» EXERCISE
Work out how many lines in the data include the string "icon"; reply with that number alone.

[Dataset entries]

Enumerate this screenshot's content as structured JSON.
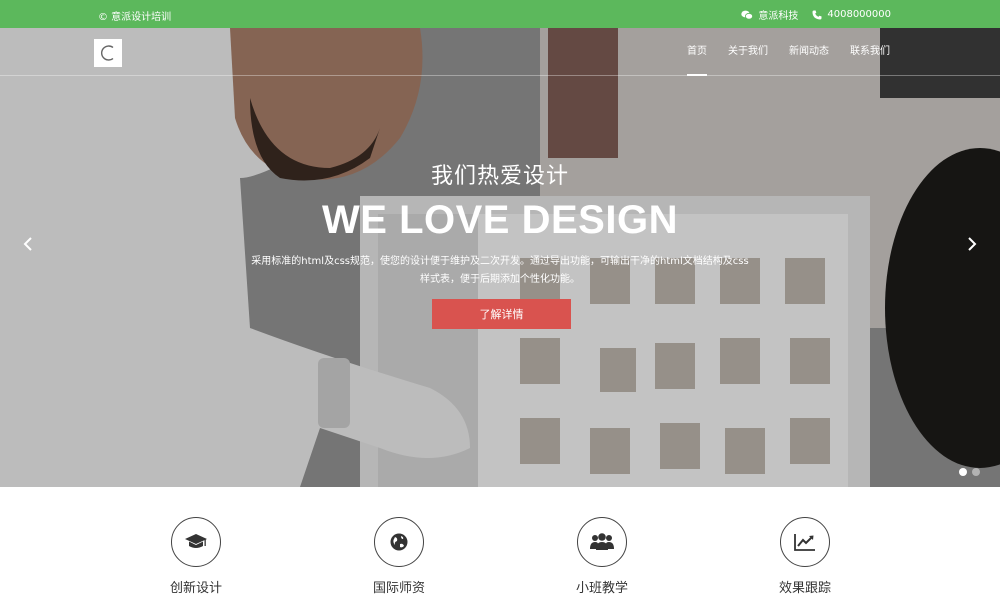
{
  "topbar": {
    "copyright": "© 意派设计培训",
    "wechat": "意派科技",
    "phone": "4008000000"
  },
  "nav": {
    "logo_letter": "C",
    "items": [
      {
        "label": "首页",
        "active": true
      },
      {
        "label": "关于我们"
      },
      {
        "label": "新闻动态"
      },
      {
        "label": "联系我们"
      }
    ]
  },
  "hero": {
    "subtitle": "我们热爱设计",
    "title": "WE LOVE DESIGN",
    "description": "采用标准的html及css规范，使您的设计便于维护及二次开发。通过导出功能，可输出干净的html文档结构及css样式表，便于后期添加个性化功能。",
    "button": "了解详情",
    "slides": 2,
    "active_slide": 1
  },
  "features": [
    {
      "label": "创新设计",
      "icon": "graduation-cap-icon"
    },
    {
      "label": "国际师资",
      "icon": "globe-icon"
    },
    {
      "label": "小班教学",
      "icon": "users-icon"
    },
    {
      "label": "效果跟踪",
      "icon": "line-chart-icon"
    }
  ],
  "colors": {
    "topbar": "#5cb85c",
    "button": "#d9534f"
  }
}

» EXERCISE SOLUTION
4